Easy and reliable connection and communication is vital when using a gas detector, which is why Crowcon has introduced the HART Communication Protocol for its IRmax infrared (IR) hydrocarbon detector.
The HART (Highway Addressable Remote Transducer) Communication Protocol is the global standard for sending and receiving digital information across analog wires between smart devices and control or monitoring systems. More specifically, it is a bi-directional communication protocol that provides data access between intelligent field instruments like gas detectors and host systems. A host can be any software application, from a technician’s hand-held device or laptop to a plant’s process control, asset management or safety system using any control platform.
The HART Communication protocol is available with the IRmax in two formats:
1. Local hand-held communicator connection. In this format, HART communicators are used on industrial sites for maintaining and calibrating a host of instruments. The key benefit is that site maintenance staff can use a common communicator to maintain all of their safety and process instruments. The user simply needs to upload and install the DD (Device Description) file to their communicator to access a wide range of IRmax functions and displays, alarm thresholds and diagnostic information.
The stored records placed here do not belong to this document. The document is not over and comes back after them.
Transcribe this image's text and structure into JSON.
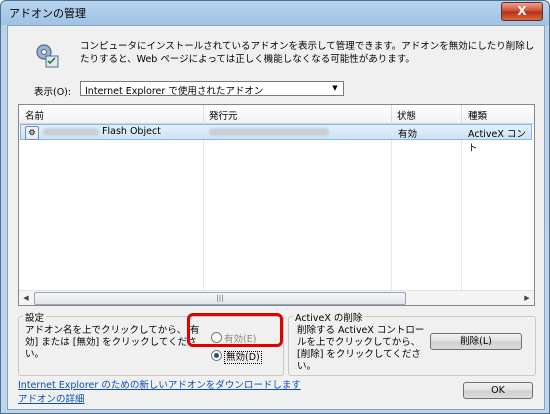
{
  "window": {
    "title": "アドオンの管理",
    "close_label": "X"
  },
  "description": "コンピュータにインストールされているアドオンを表示して管理できます。アドオンを無効にしたり削除したりすると、Web ページによっては正しく機能しなくなる可能性があります。",
  "show": {
    "label": "表示(O):",
    "selected": "Internet Explorer で使用されたアドオン"
  },
  "list": {
    "columns": [
      "名前",
      "発行元",
      "状態",
      "種類"
    ],
    "rows": [
      {
        "name": "Flash Object",
        "publisher": "",
        "status": "有効",
        "type": "ActiveX コント"
      }
    ],
    "scroll_thumb_glyph": "|||"
  },
  "settings": {
    "label": "設定",
    "instructions": "アドオン名を上でクリックしてから、[有効] または [無効] をクリックしてください。",
    "enable_label": "有効(E)",
    "disable_label": "無効(D)"
  },
  "activex": {
    "label": "ActiveX の削除",
    "instructions": "削除する ActiveX コントロールを上でクリックしてから、[削除] をクリックしてください。",
    "delete_label": "削除(L)"
  },
  "footer": {
    "download_link": "Internet Explorer のための新しいアドオンをダウンロードします",
    "details_link": "アドオンの詳細",
    "ok_label": "OK"
  }
}
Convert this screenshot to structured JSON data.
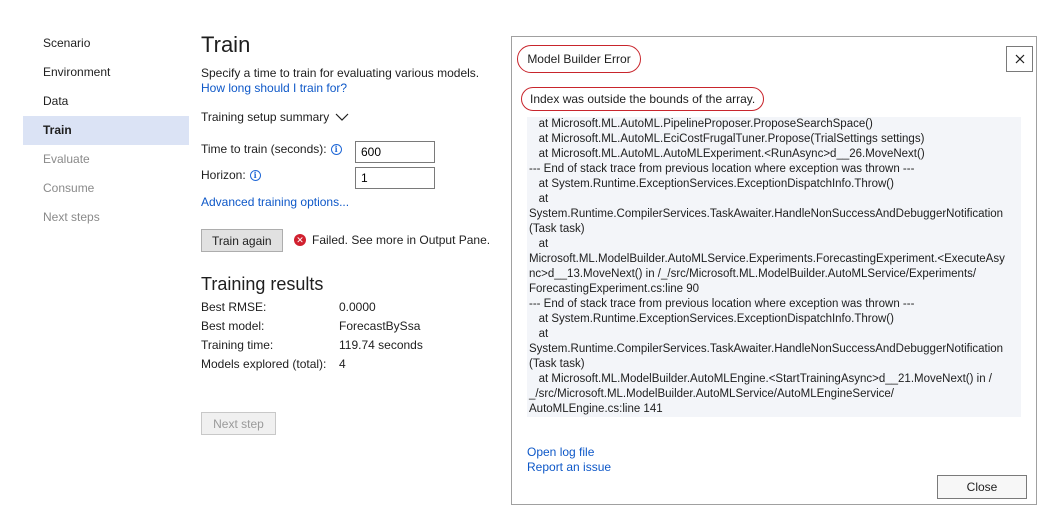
{
  "nav": {
    "items": [
      {
        "label": "Scenario",
        "state": "normal"
      },
      {
        "label": "Environment",
        "state": "normal"
      },
      {
        "label": "Data",
        "state": "normal"
      },
      {
        "label": "Train",
        "state": "selected"
      },
      {
        "label": "Evaluate",
        "state": "disabled"
      },
      {
        "label": "Consume",
        "state": "disabled"
      },
      {
        "label": "Next steps",
        "state": "disabled"
      }
    ]
  },
  "train": {
    "title": "Train",
    "subtitle": "Specify a time to train for evaluating various models.",
    "help_link": "How long should I train for?",
    "summary_label": "Training setup summary",
    "time_label": "Time to train (seconds):",
    "time_value": "600",
    "horizon_label": "Horizon:",
    "horizon_value": "1",
    "advanced_link": "Advanced training options...",
    "train_again_label": "Train again",
    "status_text": "Failed. See more in Output Pane.",
    "results_title": "Training results",
    "results": [
      {
        "key": "Best RMSE:",
        "value": "0.0000"
      },
      {
        "key": "Best model:",
        "value": "ForecastBySsa"
      },
      {
        "key": "Training time:",
        "value": "119.74 seconds"
      },
      {
        "key": "Models explored (total):",
        "value": "4"
      }
    ],
    "next_step_label": "Next step"
  },
  "dialog": {
    "title": "Model Builder Error",
    "message": "Index was outside the bounds of the array.",
    "stack": [
      "   at Microsoft.ML.AutoML.PipelineProposer.ProposeSearchSpace()",
      "   at Microsoft.ML.AutoML.EciCostFrugalTuner.Propose(TrialSettings settings)",
      "   at Microsoft.ML.AutoML.AutoMLExperiment.<RunAsync>d__26.MoveNext()",
      "--- End of stack trace from previous location where exception was thrown ---",
      "   at System.Runtime.ExceptionServices.ExceptionDispatchInfo.Throw()",
      "   at",
      "System.Runtime.CompilerServices.TaskAwaiter.HandleNonSuccessAndDebuggerNotification",
      "(Task task)",
      "   at",
      "Microsoft.ML.ModelBuilder.AutoMLService.Experiments.ForecastingExperiment.<ExecuteAsy",
      "nc>d__13.MoveNext() in /_/src/Microsoft.ML.ModelBuilder.AutoMLService/Experiments/",
      "ForecastingExperiment.cs:line 90",
      "--- End of stack trace from previous location where exception was thrown ---",
      "   at System.Runtime.ExceptionServices.ExceptionDispatchInfo.Throw()",
      "   at",
      "System.Runtime.CompilerServices.TaskAwaiter.HandleNonSuccessAndDebuggerNotification",
      "(Task task)",
      "   at Microsoft.ML.ModelBuilder.AutoMLEngine.<StartTrainingAsync>d__21.MoveNext() in /",
      "_/src/Microsoft.ML.ModelBuilder.AutoMLService/AutoMLEngineService/",
      "AutoMLEngine.cs:line 141"
    ],
    "open_log_label": "Open log file",
    "report_issue_label": "Report an issue",
    "close_label": "Close",
    "accent_color": "#c8252c"
  }
}
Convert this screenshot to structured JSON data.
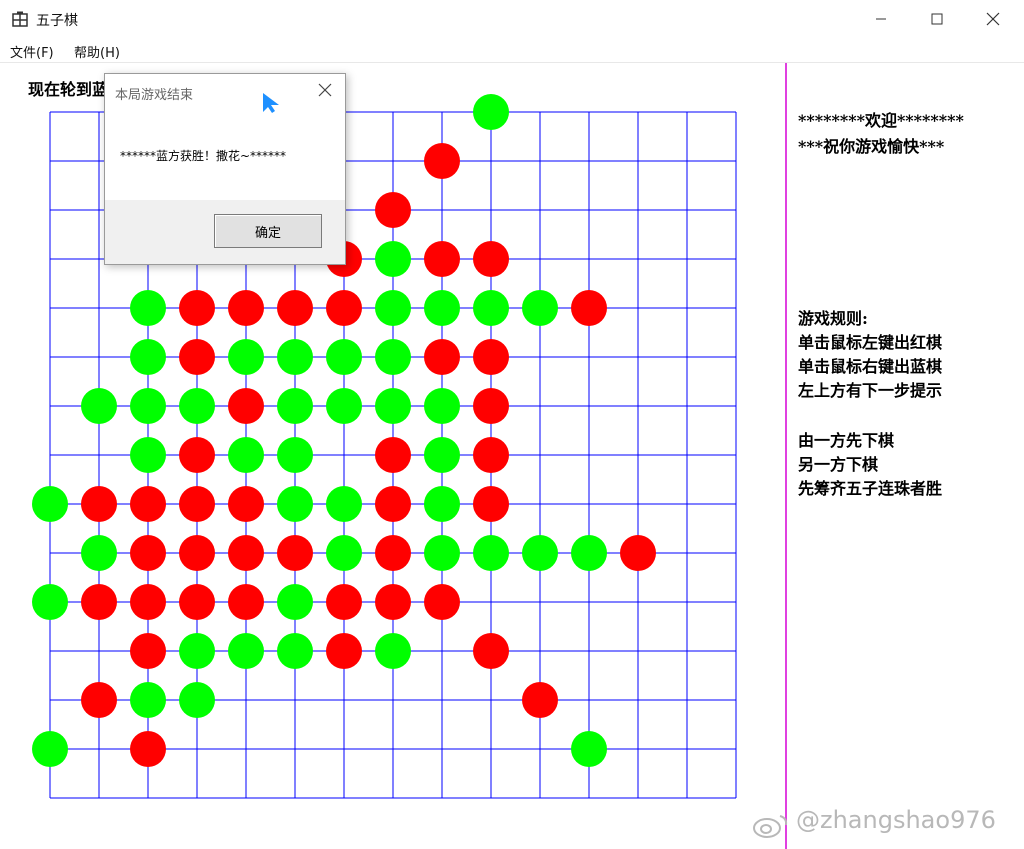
{
  "window": {
    "title": "五子棋"
  },
  "menu": [
    {
      "label": "文件(F)"
    },
    {
      "label": "帮助(H)"
    }
  ],
  "turn_text": "现在轮到蓝",
  "colors": {
    "grid": "#0000ff",
    "red": "#ff0000",
    "green": "#00ff00",
    "divider": "#e040e0"
  },
  "board": {
    "cols": 15,
    "rows": 15,
    "stones": [
      {
        "c": 9,
        "r": 0,
        "color": "green"
      },
      {
        "c": 8,
        "r": 1,
        "color": "red"
      },
      {
        "c": 7,
        "r": 2,
        "color": "red"
      },
      {
        "c": 6,
        "r": 3,
        "color": "red"
      },
      {
        "c": 7,
        "r": 3,
        "color": "green"
      },
      {
        "c": 8,
        "r": 3,
        "color": "red"
      },
      {
        "c": 9,
        "r": 3,
        "color": "red"
      },
      {
        "c": 2,
        "r": 4,
        "color": "green"
      },
      {
        "c": 3,
        "r": 4,
        "color": "red"
      },
      {
        "c": 4,
        "r": 4,
        "color": "red"
      },
      {
        "c": 5,
        "r": 4,
        "color": "red"
      },
      {
        "c": 6,
        "r": 4,
        "color": "red"
      },
      {
        "c": 7,
        "r": 4,
        "color": "green"
      },
      {
        "c": 8,
        "r": 4,
        "color": "green"
      },
      {
        "c": 9,
        "r": 4,
        "color": "green"
      },
      {
        "c": 10,
        "r": 4,
        "color": "green"
      },
      {
        "c": 11,
        "r": 4,
        "color": "red"
      },
      {
        "c": 2,
        "r": 5,
        "color": "green"
      },
      {
        "c": 3,
        "r": 5,
        "color": "red"
      },
      {
        "c": 4,
        "r": 5,
        "color": "green"
      },
      {
        "c": 5,
        "r": 5,
        "color": "green"
      },
      {
        "c": 6,
        "r": 5,
        "color": "green"
      },
      {
        "c": 7,
        "r": 5,
        "color": "green"
      },
      {
        "c": 8,
        "r": 5,
        "color": "red"
      },
      {
        "c": 9,
        "r": 5,
        "color": "red"
      },
      {
        "c": 1,
        "r": 6,
        "color": "green"
      },
      {
        "c": 2,
        "r": 6,
        "color": "green"
      },
      {
        "c": 3,
        "r": 6,
        "color": "green"
      },
      {
        "c": 4,
        "r": 6,
        "color": "red"
      },
      {
        "c": 5,
        "r": 6,
        "color": "green"
      },
      {
        "c": 6,
        "r": 6,
        "color": "green"
      },
      {
        "c": 7,
        "r": 6,
        "color": "green"
      },
      {
        "c": 8,
        "r": 6,
        "color": "green"
      },
      {
        "c": 9,
        "r": 6,
        "color": "red"
      },
      {
        "c": 2,
        "r": 7,
        "color": "green"
      },
      {
        "c": 3,
        "r": 7,
        "color": "red"
      },
      {
        "c": 4,
        "r": 7,
        "color": "green"
      },
      {
        "c": 5,
        "r": 7,
        "color": "green"
      },
      {
        "c": 7,
        "r": 7,
        "color": "red"
      },
      {
        "c": 8,
        "r": 7,
        "color": "green"
      },
      {
        "c": 9,
        "r": 7,
        "color": "red"
      },
      {
        "c": 0,
        "r": 8,
        "color": "green"
      },
      {
        "c": 1,
        "r": 8,
        "color": "red"
      },
      {
        "c": 2,
        "r": 8,
        "color": "red"
      },
      {
        "c": 3,
        "r": 8,
        "color": "red"
      },
      {
        "c": 4,
        "r": 8,
        "color": "red"
      },
      {
        "c": 5,
        "r": 8,
        "color": "green"
      },
      {
        "c": 6,
        "r": 8,
        "color": "green"
      },
      {
        "c": 7,
        "r": 8,
        "color": "red"
      },
      {
        "c": 8,
        "r": 8,
        "color": "green"
      },
      {
        "c": 9,
        "r": 8,
        "color": "red"
      },
      {
        "c": 1,
        "r": 9,
        "color": "green"
      },
      {
        "c": 2,
        "r": 9,
        "color": "red"
      },
      {
        "c": 3,
        "r": 9,
        "color": "red"
      },
      {
        "c": 4,
        "r": 9,
        "color": "red"
      },
      {
        "c": 5,
        "r": 9,
        "color": "red"
      },
      {
        "c": 6,
        "r": 9,
        "color": "green"
      },
      {
        "c": 7,
        "r": 9,
        "color": "red"
      },
      {
        "c": 8,
        "r": 9,
        "color": "green"
      },
      {
        "c": 9,
        "r": 9,
        "color": "green"
      },
      {
        "c": 10,
        "r": 9,
        "color": "green"
      },
      {
        "c": 11,
        "r": 9,
        "color": "green"
      },
      {
        "c": 12,
        "r": 9,
        "color": "red"
      },
      {
        "c": 0,
        "r": 10,
        "color": "green"
      },
      {
        "c": 1,
        "r": 10,
        "color": "red"
      },
      {
        "c": 2,
        "r": 10,
        "color": "red"
      },
      {
        "c": 3,
        "r": 10,
        "color": "red"
      },
      {
        "c": 4,
        "r": 10,
        "color": "red"
      },
      {
        "c": 5,
        "r": 10,
        "color": "green"
      },
      {
        "c": 6,
        "r": 10,
        "color": "red"
      },
      {
        "c": 7,
        "r": 10,
        "color": "red"
      },
      {
        "c": 8,
        "r": 10,
        "color": "red"
      },
      {
        "c": 2,
        "r": 11,
        "color": "red"
      },
      {
        "c": 3,
        "r": 11,
        "color": "green"
      },
      {
        "c": 4,
        "r": 11,
        "color": "green"
      },
      {
        "c": 5,
        "r": 11,
        "color": "green"
      },
      {
        "c": 6,
        "r": 11,
        "color": "red"
      },
      {
        "c": 7,
        "r": 11,
        "color": "green"
      },
      {
        "c": 9,
        "r": 11,
        "color": "red"
      },
      {
        "c": 1,
        "r": 12,
        "color": "red"
      },
      {
        "c": 2,
        "r": 12,
        "color": "green"
      },
      {
        "c": 3,
        "r": 12,
        "color": "green"
      },
      {
        "c": 10,
        "r": 12,
        "color": "red"
      },
      {
        "c": 0,
        "r": 13,
        "color": "green"
      },
      {
        "c": 2,
        "r": 13,
        "color": "red"
      },
      {
        "c": 11,
        "r": 13,
        "color": "green"
      }
    ]
  },
  "sidebar": {
    "welcome_line1": "********欢迎********",
    "welcome_line2": "***祝你游戏愉快***",
    "rules_title": "游戏规则:",
    "rules_line1": "单击鼠标左键出红棋",
    "rules_line2": "单击鼠标右键出蓝棋",
    "rules_line3": "左上方有下一步提示",
    "rules_line4": "由一方先下棋",
    "rules_line5": "另一方下棋",
    "rules_line6": "先筹齐五子连珠者胜"
  },
  "dialog": {
    "title": "本局游戏结束",
    "message": "******蓝方获胜！撒花~******",
    "ok_label": "确定"
  },
  "watermark": "@zhangshao976"
}
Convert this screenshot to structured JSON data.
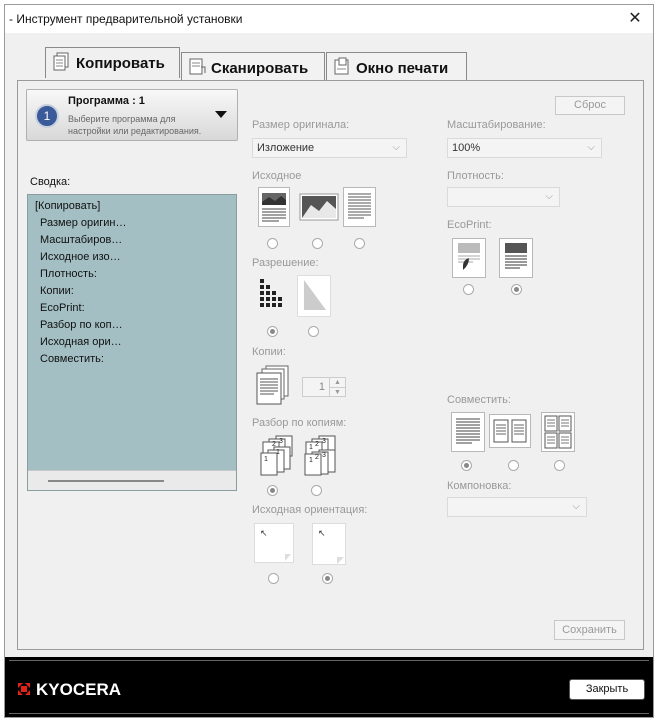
{
  "window": {
    "title": "- Инструмент предварительной установки",
    "close_glyph": "✕"
  },
  "tabs": [
    {
      "label": "Копировать",
      "icon": "copy-icon",
      "active": true
    },
    {
      "label": "Сканировать",
      "icon": "scan-icon",
      "active": false
    },
    {
      "label": "Окно печати",
      "icon": "print-box-icon",
      "active": false
    }
  ],
  "program": {
    "number": "1",
    "title": "Программа : 1",
    "hint": "Выберите программа для настройки или редактирования."
  },
  "reset_label": "Сброс",
  "summary": {
    "label": "Сводка:",
    "items": [
      "[Копировать]",
      "Размер оригин…",
      "Масштабиров…",
      "Исходное изо…",
      "Плотность:",
      "Копии:",
      "EcoPrint:",
      "Разбор по коп…",
      "Исходная ори…",
      "Совместить:"
    ]
  },
  "original_size": {
    "label": "Размер оригинала:",
    "value": "Изложение"
  },
  "zoom": {
    "label": "Масштабирование:",
    "value": "100%"
  },
  "original_image": {
    "label": "Исходное",
    "selected": null
  },
  "density": {
    "label": "Плотность:",
    "value": ""
  },
  "ecoprint": {
    "label": "EcoPrint:",
    "selected": 1
  },
  "resolution": {
    "label": "Разрешение:",
    "selected": 0
  },
  "copies": {
    "label": "Копии:",
    "value": "1"
  },
  "collate": {
    "label": "Разбор по копиям:",
    "selected": 0
  },
  "combine": {
    "label": "Совместить:",
    "selected": 0
  },
  "layout": {
    "label": "Компоновка:",
    "value": ""
  },
  "orientation": {
    "label": "Исходная ориентация:",
    "selected": 1
  },
  "save_label": "Сохранить",
  "footer": {
    "brand": "KYOCERA",
    "close_label": "Закрыть"
  },
  "colors": {
    "summary_bg": "#a3bfc3",
    "footer_bg": "#000000",
    "program_badge": "#3a5a9a"
  }
}
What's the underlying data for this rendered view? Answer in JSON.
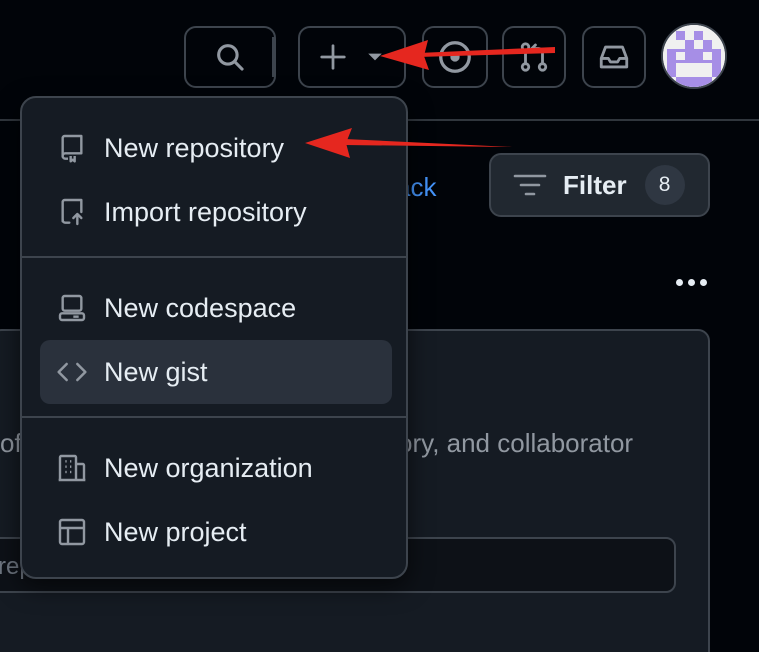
{
  "header": {
    "search_icon": "search-icon",
    "create_icon": "plus-icon",
    "create_caret_icon": "triangle-down-icon",
    "issues_icon": "issue-opened-icon",
    "pulls_icon": "git-pull-request-icon",
    "inbox_icon": "inbox-icon",
    "avatar_icon": "identicon-avatar"
  },
  "background": {
    "link_text": "ack",
    "filter_label": "Filter",
    "filter_count": "8",
    "panel_text_left": "of",
    "panel_text_right": "ory, and collaborator",
    "input_placeholder": "rep"
  },
  "menu": {
    "items": [
      {
        "label": "New repository",
        "icon": "repo-icon"
      },
      {
        "label": "Import repository",
        "icon": "repo-push-icon"
      },
      {
        "label": "New codespace",
        "icon": "codespaces-icon"
      },
      {
        "label": "New gist",
        "icon": "code-icon"
      },
      {
        "label": "New organization",
        "icon": "organization-icon"
      },
      {
        "label": "New project",
        "icon": "table-icon"
      }
    ]
  },
  "colors": {
    "background": "#010409",
    "menu_bg": "#151b23",
    "border": "#3d444d",
    "text": "#e6edf3",
    "link": "#4493f8",
    "annotation_arrow": "#e5271f",
    "avatar_purple": "#a68ee6"
  }
}
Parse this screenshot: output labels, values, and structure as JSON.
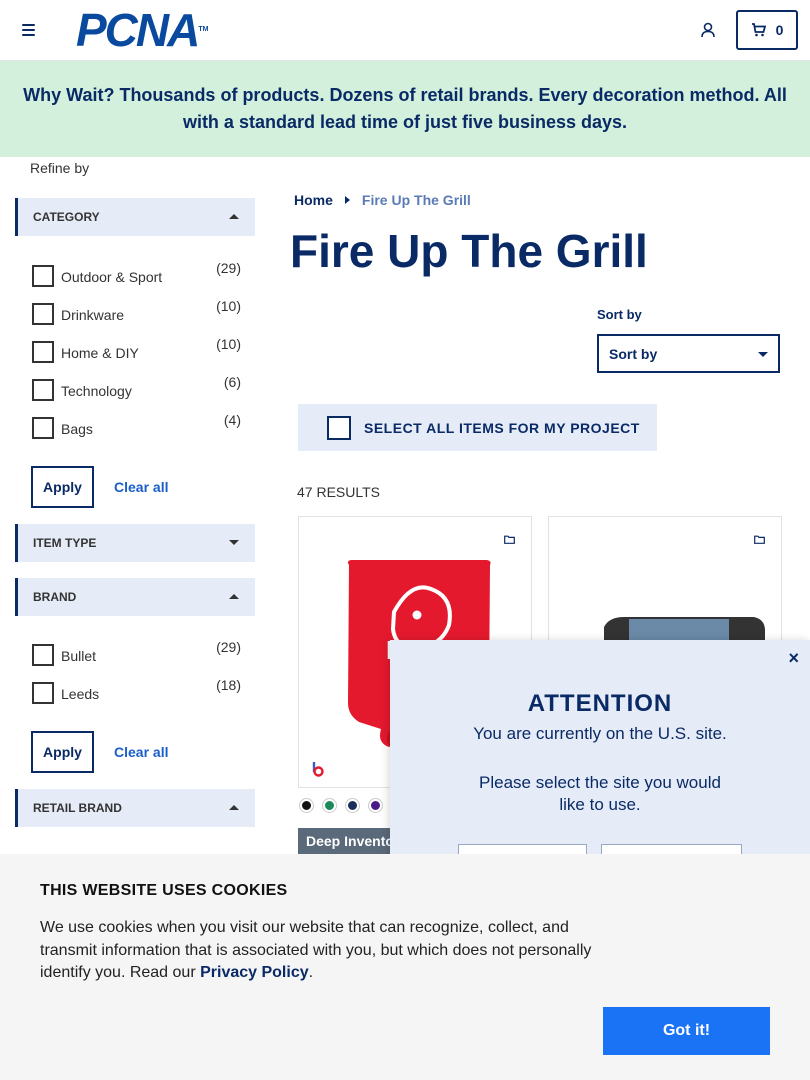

2. HART over a 4-20mA signal line. In this format, the safety function is performed by the 4-20mA signal (connected to a conventional controller or PLC/DCS). A HART device can then also be connected in parallel with the signal connections to read the detector’s status information.
Featuring dual-wavelength IR sensor technology in a rugged 316 stainless steel package, the ultra-compact IRmax is designed to detect methane gas and other potentially explosive hydrocarbons in the harshest conditions.
As the IRmax contains no components for artificially heating optical surfaces, power consumption is dramatically reduced. It requires less than 1 Watt of power, typically 75-90% lower than conventional IR gas detectors. A gas detection system using IRmax detectors therefore requires smaller (and lower cost) power supplies and battery back-up systems. Longer cables can also be used and more detectors can be powered on addressable networks.
Unlike conventional IR gas detectors, the IRmax does not utilise heaters to prevent condensation on windows and mirrors. Instead, its optical components are treated with a highly durable hydrophobic coating called STAY-CLIR that completely prevents signal faults due to condensation.